-- AIM OF THE EXERCISE --
Reproduce all entries verbatim, with nothing added or dropped.
----- ENTRIES SHOWN
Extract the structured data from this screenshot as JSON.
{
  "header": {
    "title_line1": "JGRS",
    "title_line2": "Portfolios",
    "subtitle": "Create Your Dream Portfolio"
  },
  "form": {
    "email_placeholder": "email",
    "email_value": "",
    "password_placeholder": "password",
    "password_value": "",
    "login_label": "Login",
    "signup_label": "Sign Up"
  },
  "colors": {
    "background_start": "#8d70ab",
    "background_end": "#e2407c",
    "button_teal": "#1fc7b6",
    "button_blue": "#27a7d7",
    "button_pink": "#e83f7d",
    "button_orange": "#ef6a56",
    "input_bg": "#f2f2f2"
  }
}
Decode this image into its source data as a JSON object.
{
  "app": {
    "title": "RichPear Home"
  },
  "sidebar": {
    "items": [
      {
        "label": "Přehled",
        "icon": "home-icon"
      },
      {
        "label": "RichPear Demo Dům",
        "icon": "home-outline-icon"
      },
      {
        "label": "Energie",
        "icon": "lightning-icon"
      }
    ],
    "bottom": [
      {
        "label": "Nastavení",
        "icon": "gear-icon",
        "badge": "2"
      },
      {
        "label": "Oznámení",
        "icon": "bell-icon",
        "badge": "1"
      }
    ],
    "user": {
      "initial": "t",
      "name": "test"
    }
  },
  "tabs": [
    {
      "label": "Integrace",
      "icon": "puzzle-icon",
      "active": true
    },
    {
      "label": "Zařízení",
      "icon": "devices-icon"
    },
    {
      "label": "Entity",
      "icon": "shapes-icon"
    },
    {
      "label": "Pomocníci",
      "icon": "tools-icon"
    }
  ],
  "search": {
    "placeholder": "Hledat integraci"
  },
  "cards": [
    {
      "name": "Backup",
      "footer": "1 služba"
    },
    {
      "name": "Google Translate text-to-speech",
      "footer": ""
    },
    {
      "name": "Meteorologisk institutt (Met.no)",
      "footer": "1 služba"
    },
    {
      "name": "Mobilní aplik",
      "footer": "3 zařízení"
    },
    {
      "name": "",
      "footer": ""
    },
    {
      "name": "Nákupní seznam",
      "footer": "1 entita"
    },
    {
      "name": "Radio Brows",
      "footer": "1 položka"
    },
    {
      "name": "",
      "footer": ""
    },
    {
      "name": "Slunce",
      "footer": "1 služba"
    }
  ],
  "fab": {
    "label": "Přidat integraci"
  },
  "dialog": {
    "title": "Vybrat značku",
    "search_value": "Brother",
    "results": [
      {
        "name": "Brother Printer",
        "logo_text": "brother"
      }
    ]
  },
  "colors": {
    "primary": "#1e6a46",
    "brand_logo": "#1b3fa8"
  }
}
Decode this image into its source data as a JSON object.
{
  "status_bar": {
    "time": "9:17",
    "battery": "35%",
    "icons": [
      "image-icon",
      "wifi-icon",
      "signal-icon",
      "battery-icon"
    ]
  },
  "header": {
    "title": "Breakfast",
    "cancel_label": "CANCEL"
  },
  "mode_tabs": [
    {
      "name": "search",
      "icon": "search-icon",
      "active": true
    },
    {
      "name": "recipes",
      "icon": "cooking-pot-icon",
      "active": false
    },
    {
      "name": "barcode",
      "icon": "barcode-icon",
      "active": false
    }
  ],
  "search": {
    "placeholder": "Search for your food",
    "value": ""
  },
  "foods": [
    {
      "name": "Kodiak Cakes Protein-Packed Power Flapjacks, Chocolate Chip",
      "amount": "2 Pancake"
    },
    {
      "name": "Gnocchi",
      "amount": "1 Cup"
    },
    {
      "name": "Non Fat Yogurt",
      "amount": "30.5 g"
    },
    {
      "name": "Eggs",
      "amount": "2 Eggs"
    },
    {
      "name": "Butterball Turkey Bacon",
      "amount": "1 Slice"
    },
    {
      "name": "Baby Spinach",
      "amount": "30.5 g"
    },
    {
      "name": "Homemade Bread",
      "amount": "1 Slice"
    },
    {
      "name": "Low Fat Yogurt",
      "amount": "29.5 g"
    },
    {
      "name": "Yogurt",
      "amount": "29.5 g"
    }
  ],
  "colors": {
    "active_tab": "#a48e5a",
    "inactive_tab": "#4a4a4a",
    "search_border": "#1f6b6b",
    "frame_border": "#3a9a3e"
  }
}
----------
-- SOLUTION TO THE PROBLEM --
Extract the structured data from this screenshot as JSON.
{
  "header": {
    "title_line1": "JGRS",
    "title_line2": "Portfolios",
    "subtitle": "Create Your Dream Portfolio"
  },
  "form": {
    "email_placeholder": "email",
    "email_value": "",
    "password_placeholder": "password",
    "password_value": "",
    "login_label": "Login",
    "signup_label": "Sign Up"
  },
  "colors": {
    "background_start": "#8d70ab",
    "background_end": "#e2407c",
    "button_teal": "#1fc7b6",
    "button_blue": "#27a7d7",
    "button_pink": "#e83f7d",
    "button_orange": "#ef6a56",
    "input_bg": "#f2f2f2"
  }
}
Decode this image into its source data as a JSON object.
{
  "app": {
    "title": "RichPear Home"
  },
  "sidebar": {
    "items": [
      {
        "label": "Přehled",
        "icon": "home-icon"
      },
      {
        "label": "RichPear Demo Dům",
        "icon": "home-outline-icon"
      },
      {
        "label": "Energie",
        "icon": "lightning-icon"
      }
    ],
    "bottom": [
      {
        "label": "Nastavení",
        "icon": "gear-icon",
        "badge": "2"
      },
      {
        "label": "Oznámení",
        "icon": "bell-icon",
        "badge": "1"
      }
    ],
    "user": {
      "initial": "t",
      "name": "test"
    }
  },
  "tabs": [
    {
      "label": "Integrace",
      "icon": "puzzle-icon",
      "active": true
    },
    {
      "label": "Zařízení",
      "icon": "devices-icon"
    },
    {
      "label": "Entity",
      "icon": "shapes-icon"
    },
    {
      "label": "Pomocníci",
      "icon": "tools-icon"
    }
  ],
  "search": {
    "placeholder": "Hledat integraci"
  },
  "cards": [
    {
      "name": "Backup",
      "footer": "1 služba"
    },
    {
      "name": "Google Translate text-to-speech",
      "footer": ""
    },
    {
      "name": "Meteorologisk institutt (Met.no)",
      "footer": "1 služba"
    },
    {
      "name": "Mobilní aplik",
      "footer": "3 zařízení"
    },
    {
      "name": "",
      "footer": ""
    },
    {
      "name": "Nákupní seznam",
      "footer": "1 entita"
    },
    {
      "name": "Radio Brows",
      "footer": "1 položka"
    },
    {
      "name": "",
      "footer": ""
    },
    {
      "name": "Slunce",
      "footer": "1 služba"
    }
  ],
  "fab": {
    "label": "Přidat integraci"
  },
  "dialog": {
    "title": "Vybrat značku",
    "search_value": "Brother",
    "results": [
      {
        "name": "Brother Printer",
        "logo_text": "brother"
      }
    ]
  },
  "colors": {
    "primary": "#1e6a46",
    "brand_logo": "#1b3fa8"
  }
}
Decode this image into its source data as a JSON object.
{
  "status_bar": {
    "time": "9:17",
    "battery": "35%",
    "icons": [
      "image-icon",
      "wifi-icon",
      "signal-icon",
      "battery-icon"
    ]
  },
  "header": {
    "title": "Breakfast",
    "cancel_label": "CANCEL"
  },
  "mode_tabs": [
    {
      "name": "search",
      "icon": "search-icon",
      "active": true
    },
    {
      "name": "recipes",
      "icon": "cooking-pot-icon",
      "active": false
    },
    {
      "name": "barcode",
      "icon": "barcode-icon",
      "active": false
    }
  ],
  "search": {
    "placeholder": "Search for your food",
    "value": ""
  },
  "foods": [
    {
      "name": "Kodiak Cakes Protein-Packed Power Flapjacks, Chocolate Chip",
      "amount": "2 Pancake"
    },
    {
      "name": "Gnocchi",
      "amount": "1 Cup"
    },
    {
      "name": "Non Fat Yogurt",
      "amount": "30.5 g"
    },
    {
      "name": "Eggs",
      "amount": "2 Eggs"
    },
    {
      "name": "Butterball Turkey Bacon",
      "amount": "1 Slice"
    },
    {
      "name": "Baby Spinach",
      "amount": "30.5 g"
    },
    {
      "name": "Homemade Bread",
      "amount": "1 Slice"
    },
    {
      "name": "Low Fat Yogurt",
      "amount": "29.5 g"
    },
    {
      "name": "Yogurt",
      "amount": "29.5 g"
    }
  ],
  "colors": {
    "active_tab": "#a48e5a",
    "inactive_tab": "#4a4a4a",
    "search_border": "#1f6b6b",
    "frame_border": "#3a9a3e"
  }
}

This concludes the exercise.